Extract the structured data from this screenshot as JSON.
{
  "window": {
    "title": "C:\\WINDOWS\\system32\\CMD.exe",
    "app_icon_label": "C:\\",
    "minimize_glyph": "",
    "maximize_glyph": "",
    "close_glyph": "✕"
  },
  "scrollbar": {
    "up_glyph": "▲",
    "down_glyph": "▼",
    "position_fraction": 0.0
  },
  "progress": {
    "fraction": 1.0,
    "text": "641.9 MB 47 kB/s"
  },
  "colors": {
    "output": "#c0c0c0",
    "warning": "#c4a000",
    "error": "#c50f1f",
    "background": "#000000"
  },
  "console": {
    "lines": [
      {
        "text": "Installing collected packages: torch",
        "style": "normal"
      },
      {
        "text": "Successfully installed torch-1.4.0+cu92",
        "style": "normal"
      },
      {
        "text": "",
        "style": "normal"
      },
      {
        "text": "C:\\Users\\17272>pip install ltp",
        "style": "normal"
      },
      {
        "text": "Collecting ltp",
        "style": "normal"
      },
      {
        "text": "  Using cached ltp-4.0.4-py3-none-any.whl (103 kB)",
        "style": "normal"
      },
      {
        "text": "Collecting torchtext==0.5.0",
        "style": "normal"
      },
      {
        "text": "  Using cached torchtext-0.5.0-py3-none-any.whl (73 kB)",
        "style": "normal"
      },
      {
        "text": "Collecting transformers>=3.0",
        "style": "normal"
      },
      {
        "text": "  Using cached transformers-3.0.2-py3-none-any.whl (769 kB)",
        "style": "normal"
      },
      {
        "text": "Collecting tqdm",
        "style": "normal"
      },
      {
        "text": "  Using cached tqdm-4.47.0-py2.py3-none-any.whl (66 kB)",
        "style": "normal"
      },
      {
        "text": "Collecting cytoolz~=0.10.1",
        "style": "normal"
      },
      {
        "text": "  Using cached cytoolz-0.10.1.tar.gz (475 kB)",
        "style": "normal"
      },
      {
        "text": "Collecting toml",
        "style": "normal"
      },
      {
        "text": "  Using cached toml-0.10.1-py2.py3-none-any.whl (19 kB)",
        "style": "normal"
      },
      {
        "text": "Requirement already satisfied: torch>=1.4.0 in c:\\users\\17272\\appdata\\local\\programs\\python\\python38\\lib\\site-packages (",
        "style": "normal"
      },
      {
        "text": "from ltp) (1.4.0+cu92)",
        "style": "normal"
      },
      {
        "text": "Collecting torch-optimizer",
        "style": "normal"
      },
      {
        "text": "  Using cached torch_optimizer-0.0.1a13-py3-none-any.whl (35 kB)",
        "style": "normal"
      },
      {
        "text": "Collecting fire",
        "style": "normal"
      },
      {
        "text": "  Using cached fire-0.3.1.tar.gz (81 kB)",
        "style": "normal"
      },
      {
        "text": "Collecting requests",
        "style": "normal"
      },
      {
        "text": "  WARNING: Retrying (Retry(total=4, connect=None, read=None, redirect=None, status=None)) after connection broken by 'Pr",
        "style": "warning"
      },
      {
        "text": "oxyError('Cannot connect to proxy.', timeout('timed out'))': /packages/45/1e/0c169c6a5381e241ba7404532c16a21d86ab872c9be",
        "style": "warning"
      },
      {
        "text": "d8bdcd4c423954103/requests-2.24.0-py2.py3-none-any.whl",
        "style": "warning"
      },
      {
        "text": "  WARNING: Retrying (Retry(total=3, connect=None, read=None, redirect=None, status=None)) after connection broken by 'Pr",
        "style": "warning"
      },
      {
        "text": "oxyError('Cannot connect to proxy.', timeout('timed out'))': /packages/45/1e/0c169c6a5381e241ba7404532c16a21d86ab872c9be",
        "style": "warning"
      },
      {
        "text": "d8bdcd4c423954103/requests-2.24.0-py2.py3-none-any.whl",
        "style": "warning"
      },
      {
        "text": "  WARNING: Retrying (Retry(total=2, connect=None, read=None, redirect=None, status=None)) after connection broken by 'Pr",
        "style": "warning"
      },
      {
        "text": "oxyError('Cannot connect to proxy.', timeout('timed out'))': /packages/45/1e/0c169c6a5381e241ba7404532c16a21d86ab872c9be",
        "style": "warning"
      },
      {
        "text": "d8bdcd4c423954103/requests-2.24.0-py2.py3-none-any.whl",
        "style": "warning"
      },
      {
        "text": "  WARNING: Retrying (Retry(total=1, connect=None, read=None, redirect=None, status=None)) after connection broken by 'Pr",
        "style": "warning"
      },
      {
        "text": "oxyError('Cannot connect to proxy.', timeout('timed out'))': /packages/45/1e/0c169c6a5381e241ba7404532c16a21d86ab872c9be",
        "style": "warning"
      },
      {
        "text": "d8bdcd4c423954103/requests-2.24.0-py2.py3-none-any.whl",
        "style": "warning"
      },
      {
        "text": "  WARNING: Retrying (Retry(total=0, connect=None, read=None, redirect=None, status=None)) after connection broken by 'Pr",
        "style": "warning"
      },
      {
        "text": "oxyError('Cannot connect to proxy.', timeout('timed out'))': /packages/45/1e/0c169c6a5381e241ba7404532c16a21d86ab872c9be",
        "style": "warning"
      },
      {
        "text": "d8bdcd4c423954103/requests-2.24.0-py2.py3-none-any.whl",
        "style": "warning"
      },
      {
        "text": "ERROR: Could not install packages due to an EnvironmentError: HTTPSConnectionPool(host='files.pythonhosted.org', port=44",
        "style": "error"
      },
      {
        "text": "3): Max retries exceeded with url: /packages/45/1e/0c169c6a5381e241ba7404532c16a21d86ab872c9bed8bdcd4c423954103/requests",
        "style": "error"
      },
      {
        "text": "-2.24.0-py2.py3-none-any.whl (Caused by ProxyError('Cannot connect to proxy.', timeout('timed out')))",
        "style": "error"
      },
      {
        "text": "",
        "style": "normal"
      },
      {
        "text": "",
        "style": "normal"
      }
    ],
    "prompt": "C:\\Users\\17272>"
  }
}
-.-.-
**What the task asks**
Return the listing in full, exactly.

**Answer space**
Extract the structured data from this screenshot as JSON.
{
  "window": {
    "title": "C:\\WINDOWS\\system32\\CMD.exe",
    "app_icon_label": "C:\\",
    "minimize_glyph": "",
    "maximize_glyph": "",
    "close_glyph": "✕"
  },
  "scrollbar": {
    "up_glyph": "▲",
    "down_glyph": "▼",
    "position_fraction": 0.0
  },
  "progress": {
    "fraction": 1.0,
    "text": "641.9 MB 47 kB/s"
  },
  "colors": {
    "output": "#c0c0c0",
    "warning": "#c4a000",
    "error": "#c50f1f",
    "background": "#000000"
  },
  "console": {
    "lines": [
      {
        "text": "Installing collected packages: torch",
        "style": "normal"
      },
      {
        "text": "Successfully installed torch-1.4.0+cu92",
        "style": "normal"
      },
      {
        "text": "",
        "style": "normal"
      },
      {
        "text": "C:\\Users\\17272>pip install ltp",
        "style": "normal"
      },
      {
        "text": "Collecting ltp",
        "style": "normal"
      },
      {
        "text": "  Using cached ltp-4.0.4-py3-none-any.whl (103 kB)",
        "style": "normal"
      },
      {
        "text": "Collecting torchtext==0.5.0",
        "style": "normal"
      },
      {
        "text": "  Using cached torchtext-0.5.0-py3-none-any.whl (73 kB)",
        "style": "normal"
      },
      {
        "text": "Collecting transformers>=3.0",
        "style": "normal"
      },
      {
        "text": "  Using cached transformers-3.0.2-py3-none-any.whl (769 kB)",
        "style": "normal"
      },
      {
        "text": "Collecting tqdm",
        "style": "normal"
      },
      {
        "text": "  Using cached tqdm-4.47.0-py2.py3-none-any.whl (66 kB)",
        "style": "normal"
      },
      {
        "text": "Collecting cytoolz~=0.10.1",
        "style": "normal"
      },
      {
        "text": "  Using cached cytoolz-0.10.1.tar.gz (475 kB)",
        "style": "normal"
      },
      {
        "text": "Collecting toml",
        "style": "normal"
      },
      {
        "text": "  Using cached toml-0.10.1-py2.py3-none-any.whl (19 kB)",
        "style": "normal"
      },
      {
        "text": "Requirement already satisfied: torch>=1.4.0 in c:\\users\\17272\\appdata\\local\\programs\\python\\python38\\lib\\site-packages (",
        "style": "normal"
      },
      {
        "text": "from ltp) (1.4.0+cu92)",
        "style": "normal"
      },
      {
        "text": "Collecting torch-optimizer",
        "style": "normal"
      },
      {
        "text": "  Using cached torch_optimizer-0.0.1a13-py3-none-any.whl (35 kB)",
        "style": "normal"
      },
      {
        "text": "Collecting fire",
        "style": "normal"
      },
      {
        "text": "  Using cached fire-0.3.1.tar.gz (81 kB)",
        "style": "normal"
      },
      {
        "text": "Collecting requests",
        "style": "normal"
      },
      {
        "text": "  WARNING: Retrying (Retry(total=4, connect=None, read=None, redirect=None, status=None)) after connection broken by 'Pr",
        "style": "warning"
      },
      {
        "text": "oxyError('Cannot connect to proxy.', timeout('timed out'))': /packages/45/1e/0c169c6a5381e241ba7404532c16a21d86ab872c9be",
        "style": "warning"
      },
      {
        "text": "d8bdcd4c423954103/requests-2.24.0-py2.py3-none-any.whl",
        "style": "warning"
      },
      {
        "text": "  WARNING: Retrying (Retry(total=3, connect=None, read=None, redirect=None, status=None)) after connection broken by 'Pr",
        "style": "warning"
      },
      {
        "text": "oxyError('Cannot connect to proxy.', timeout('timed out'))': /packages/45/1e/0c169c6a5381e241ba7404532c16a21d86ab872c9be",
        "style": "warning"
      },
      {
        "text": "d8bdcd4c423954103/requests-2.24.0-py2.py3-none-any.whl",
        "style": "warning"
      },
      {
        "text": "  WARNING: Retrying (Retry(total=2, connect=None, read=None, redirect=None, status=None)) after connection broken by 'Pr",
        "style": "warning"
      },
      {
        "text": "oxyError('Cannot connect to proxy.', timeout('timed out'))': /packages/45/1e/0c169c6a5381e241ba7404532c16a21d86ab872c9be",
        "style": "warning"
      },
      {
        "text": "d8bdcd4c423954103/requests-2.24.0-py2.py3-none-any.whl",
        "style": "warning"
      },
      {
        "text": "  WARNING: Retrying (Retry(total=1, connect=None, read=None, redirect=None, status=None)) after connection broken by 'Pr",
        "style": "warning"
      },
      {
        "text": "oxyError('Cannot connect to proxy.', timeout('timed out'))': /packages/45/1e/0c169c6a5381e241ba7404532c16a21d86ab872c9be",
        "style": "warning"
      },
      {
        "text": "d8bdcd4c423954103/requests-2.24.0-py2.py3-none-any.whl",
        "style": "warning"
      },
      {
        "text": "  WARNING: Retrying (Retry(total=0, connect=None, read=None, redirect=None, status=None)) after connection broken by 'Pr",
        "style": "warning"
      },
      {
        "text": "oxyError('Cannot connect to proxy.', timeout('timed out'))': /packages/45/1e/0c169c6a5381e241ba7404532c16a21d86ab872c9be",
        "style": "warning"
      },
      {
        "text": "d8bdcd4c423954103/requests-2.24.0-py2.py3-none-any.whl",
        "style": "warning"
      },
      {
        "text": "ERROR: Could not install packages due to an EnvironmentError: HTTPSConnectionPool(host='files.pythonhosted.org', port=44",
        "style": "error"
      },
      {
        "text": "3): Max retries exceeded with url: /packages/45/1e/0c169c6a5381e241ba7404532c16a21d86ab872c9bed8bdcd4c423954103/requests",
        "style": "error"
      },
      {
        "text": "-2.24.0-py2.py3-none-any.whl (Caused by ProxyError('Cannot connect to proxy.', timeout('timed out')))",
        "style": "error"
      },
      {
        "text": "",
        "style": "normal"
      },
      {
        "text": "",
        "style": "normal"
      }
    ],
    "prompt": "C:\\Users\\17272>"
  }
}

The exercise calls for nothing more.